Editor’s Note: Expands with details from Q3 earnings report
Autonomous truck software maker TuSimple Holdings has surpassed 160,000 robot-driven miles for UPS and is expanding its autonomous freight network to move loads from Arizona and Texas to UPS air freight terminals in Orlando, Florida, and Charlotte, North Carolina.
“The paid freight part is good, and we like to get paid for our work,” TuSimple CEO and President Cheng Lu told FreightWaves. “At the end of the day, the revenue we have with UPS relative to UPS and the overall industry is tiny. It’s almost laughable really, given how much they bill every year.
“But being able to map the routes, have autonomous operations away from Tucson and Dallas is an indication of our operational maturity,” he said.
TuSimple (NASDAQ: TSP), the first autonomous trucking company to go public in April, has worked with UPS (NYSE: UPS) for 2½ years, running human-driver-supervised revenue-generating routes in the Southwest.

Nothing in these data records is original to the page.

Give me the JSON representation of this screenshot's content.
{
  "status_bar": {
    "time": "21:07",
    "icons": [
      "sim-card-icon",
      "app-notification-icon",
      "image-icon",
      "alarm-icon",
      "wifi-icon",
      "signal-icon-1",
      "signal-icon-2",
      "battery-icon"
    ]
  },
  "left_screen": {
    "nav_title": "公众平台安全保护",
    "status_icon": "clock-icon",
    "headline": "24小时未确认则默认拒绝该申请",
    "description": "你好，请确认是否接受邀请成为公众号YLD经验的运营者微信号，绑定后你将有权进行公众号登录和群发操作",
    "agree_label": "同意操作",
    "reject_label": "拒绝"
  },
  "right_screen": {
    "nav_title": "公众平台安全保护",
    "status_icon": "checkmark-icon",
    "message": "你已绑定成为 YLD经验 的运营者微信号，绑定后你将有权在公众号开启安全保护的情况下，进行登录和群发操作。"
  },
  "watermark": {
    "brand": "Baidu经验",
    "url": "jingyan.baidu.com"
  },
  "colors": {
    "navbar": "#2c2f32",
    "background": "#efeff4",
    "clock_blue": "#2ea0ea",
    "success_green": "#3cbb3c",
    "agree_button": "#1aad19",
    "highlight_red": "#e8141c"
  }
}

The company posted Q3 revenue of $1.8 million, beating analysts’ estimates of $1.65 million. It has 58 trucks with more on order.
“The ability to recruit new drivers and acquire new trucks for our fleet continues to be our most significant source of headwinds to revenue growth, but we have been able to navigate this environment and are on track to achieve our full-year revenue guidance of $5 million to $7 million,” TuSimple said in its earnings report.
Revenue miles traveled totaled 945,000 in the quarter compared to about 379,000 a year ago. Quarter-over-quarter, revenue miles rose 7%.
TuSimple lost 54 cents per share compared to an expected loss of 49 cents.
Double-digit fuel savings
The robot-driven routes from Phoenix to Tucson, Arizona, and Dallas show a 13% improvement in fuel efficiency, TuSimple said in its Q3 shareholder letter Wednesday.
Fuel accounts for 25% to 30% of the cost of operating a truck, second to driver pay and benefits.
“Everyone likes to make big claims on fuel savings, but has there been anyone with 160,000 miles of third-party-validated empirical data that has shown a 13% fuel efficiency?” Lu asked.
TuSimple trucks travel on interstates between 55 and 68 mph, the top speed UPS allows.
With the price of oil rising from a pandemic low of $30 a barrel a year ago to $80 a barrel currently, Lu said fuel savings alone make a compelling case for autonomous trucking.
“The fuel surcharge is getting more and more expensive,” he said. “A double-digit savings on fuel alone translates to billions of savings for the entire industry.”
Expanding its network
TuSimple will map routes for UPS — and eventually other shippers — from Arizona to Florida by the end of the year.
“We’re leveraging that to expand our network,” Lu said. “Given that it’s the same highway for everybody, that allows more scalability in our network. We could work with additional partners in the future, and some of that lane work has already been put in place.”
Lu said partnership announcements from his company and other startups benefit autonomous trucking as a whole, but follow-through is what really matters.
“The 160,000 miles, as far as we know, is orders of magnitude greater than any other collaboration in this industry,” Lu said. “And going deep is important for really bringing this technology to the market.”
TuSimple competitors are in various stages of testing their trucks toward the goal of removing the human driver as soon as 2023. Some of TuSimple’s competitors generate freight revenue but have not discussed specifics.
TuSimple itself has not disclosed all its freight customers but two that have been named, U.S. Xpress and Werner Enterprises, also invested in TuSimple.
“Early adopters and forward thinkers are good for the whole industry, whether working with us or somebody else,” Lu said. “It’s not meant to be exclusive because exclusivity is not a good thing.”